"Serena, on behalf of your city I'm so sorry this happened," de Blasio said. "Transgender and non-binary New Yorkers deserve to travel in their city without fear."

New York Gov. Andrew Cuomo said he was "sickened" by the alleged attack and instructed the New York State Police Hate Crimes Task Force to assist in the investigation.

"On behalf of the New York family, my message to Serena Daniari is simple: We have zero tolerance for what happened to you," Cuomo said in a statement. "We are sorry for what happened to you. We stand with you in love and respect, and we will catch your attackers and bring them to justice."

About 1 in 5 hate crimes is motivated by anti-LGBTQ bias, according to data the FBI released in November.

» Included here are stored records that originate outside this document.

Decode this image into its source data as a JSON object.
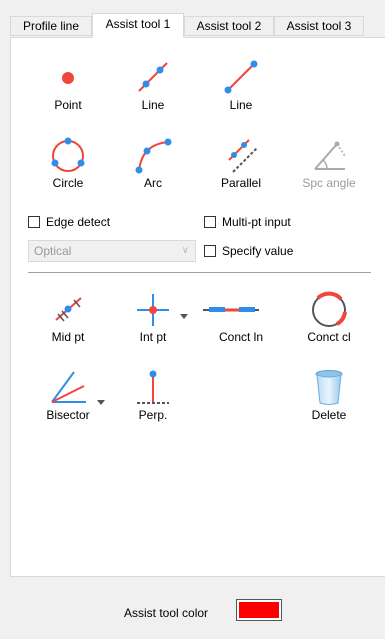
{
  "tabs": [
    {
      "label": "Profile line",
      "active": false
    },
    {
      "label": "Assist tool 1",
      "active": true
    },
    {
      "label": "Assist tool 2",
      "active": false
    },
    {
      "label": "Assist tool 3",
      "active": false
    }
  ],
  "tools": {
    "point": "Point",
    "line1": "Line",
    "line2": "Line",
    "circle": "Circle",
    "arc": "Arc",
    "parallel": "Parallel",
    "spc_angle": "Spc angle",
    "mid_pt": "Mid pt",
    "int_pt": "Int pt",
    "conct_ln": "Conct ln",
    "conct_cl": "Conct cl",
    "bisector": "Bisector",
    "perp": "Perp.",
    "delete": "Delete"
  },
  "options": {
    "edge_detect": "Edge detect",
    "multi_pt_input": "Multi-pt input",
    "specify_value": "Specify value",
    "edge_mode": "Optical"
  },
  "footer": {
    "assist_tool_color_label": "Assist tool color",
    "assist_tool_color": "#ff0000"
  },
  "colors": {
    "accent_red": "#f0463c",
    "accent_blue": "#2f8fe8"
  }
}
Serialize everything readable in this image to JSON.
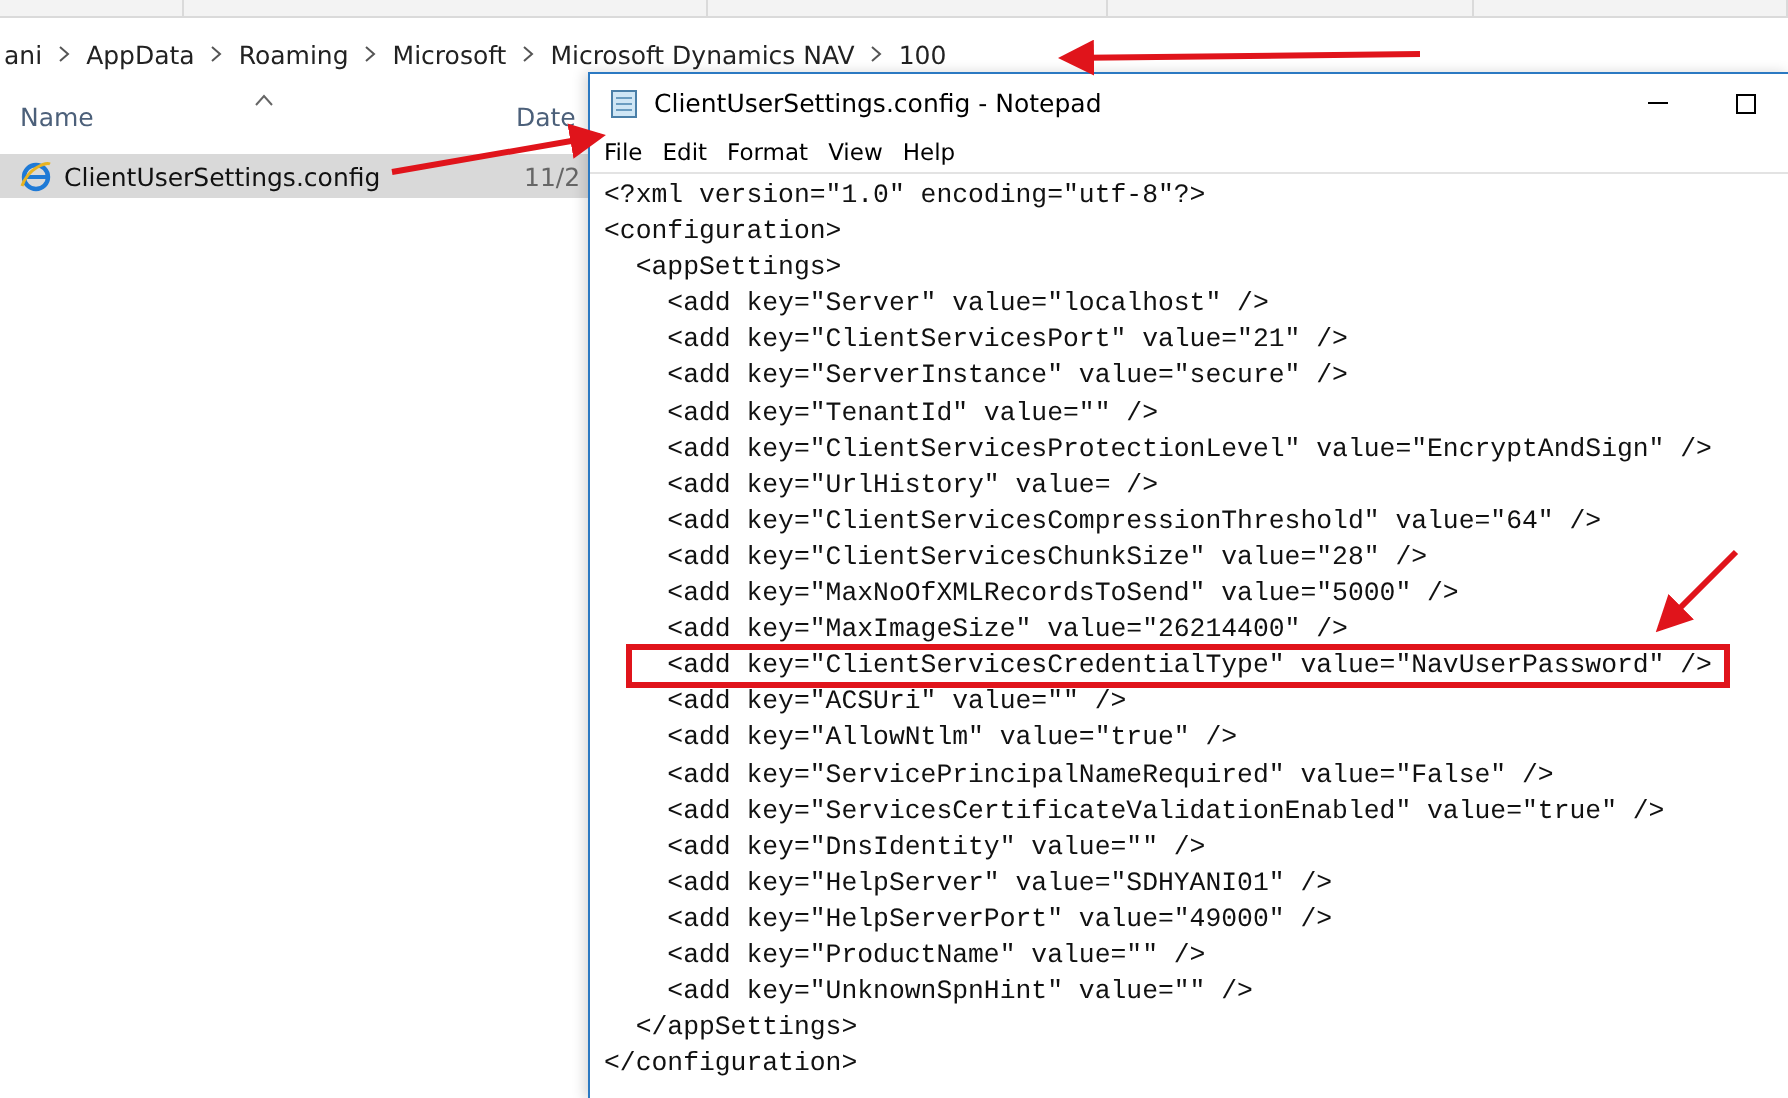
{
  "breadcrumb": [
    "ani",
    "AppData",
    "Roaming",
    "Microsoft",
    "Microsoft Dynamics NAV",
    "100"
  ],
  "file_list": {
    "columns": [
      "Name",
      "Date"
    ],
    "rows": [
      {
        "name": "ClientUserSettings.config",
        "date": "11/2",
        "selected": true
      }
    ]
  },
  "notepad": {
    "title": "ClientUserSettings.config - Notepad",
    "menu": [
      "File",
      "Edit",
      "Format",
      "View",
      "Help"
    ],
    "lines": [
      {
        "text": "<?xml version=\"1.0\" encoding=\"utf-8\"?>",
        "highlighted": false
      },
      {
        "text": "<configuration>",
        "highlighted": false
      },
      {
        "text": "  <appSettings>",
        "highlighted": false
      },
      {
        "text": "    <add key=\"Server\" value=\"localhost\" />",
        "highlighted": false
      },
      {
        "text": "    <add key=\"ClientServicesPort\" value=\"21\" />",
        "highlighted": false
      },
      {
        "text": "    <add key=\"ServerInstance\" value=\"secure\" />",
        "highlighted": false
      },
      {
        "text": "    <add key=\"TenantId\" value=\"\" />",
        "highlighted": false
      },
      {
        "text": "    <add key=\"ClientServicesProtectionLevel\" value=\"EncryptAndSign\" />",
        "highlighted": false
      },
      {
        "text": "    <add key=\"UrlHistory\" value= />",
        "highlighted": false
      },
      {
        "text": "    <add key=\"ClientServicesCompressionThreshold\" value=\"64\" />",
        "highlighted": false
      },
      {
        "text": "    <add key=\"ClientServicesChunkSize\" value=\"28\" />",
        "highlighted": false
      },
      {
        "text": "    <add key=\"MaxNoOfXMLRecordsToSend\" value=\"5000\" />",
        "highlighted": false
      },
      {
        "text": "    <add key=\"MaxImageSize\" value=\"26214400\" />",
        "highlighted": false
      },
      {
        "text": "    <add key=\"ClientServicesCredentialType\" value=\"NavUserPassword\" />",
        "highlighted": true
      },
      {
        "text": "    <add key=\"ACSUri\" value=\"\" />",
        "highlighted": false
      },
      {
        "text": "    <add key=\"AllowNtlm\" value=\"true\" />",
        "highlighted": false
      },
      {
        "text": "    <add key=\"ServicePrincipalNameRequired\" value=\"False\" />",
        "highlighted": false
      },
      {
        "text": "    <add key=\"ServicesCertificateValidationEnabled\" value=\"true\" />",
        "highlighted": false
      },
      {
        "text": "    <add key=\"DnsIdentity\" value=\"\" />",
        "highlighted": false
      },
      {
        "text": "    <add key=\"HelpServer\" value=\"SDHYANI01\" />",
        "highlighted": false
      },
      {
        "text": "    <add key=\"HelpServerPort\" value=\"49000\" />",
        "highlighted": false
      },
      {
        "text": "    <add key=\"ProductName\" value=\"\" />",
        "highlighted": false
      },
      {
        "text": "    <add key=\"UnknownSpnHint\" value=\"\" />",
        "highlighted": false
      },
      {
        "text": "  </appSettings>",
        "highlighted": false
      },
      {
        "text": "</configuration>",
        "highlighted": false
      }
    ]
  }
}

Violence against the transgender community increased by 34 percent from 2017 to 2018, the data showed.

At least 25 transgender or gender-nonconforming people were killed in violent attacks in the United States last year, according to the Human Rights Campaign, which has been tracking anti-trans violence since at least 2015.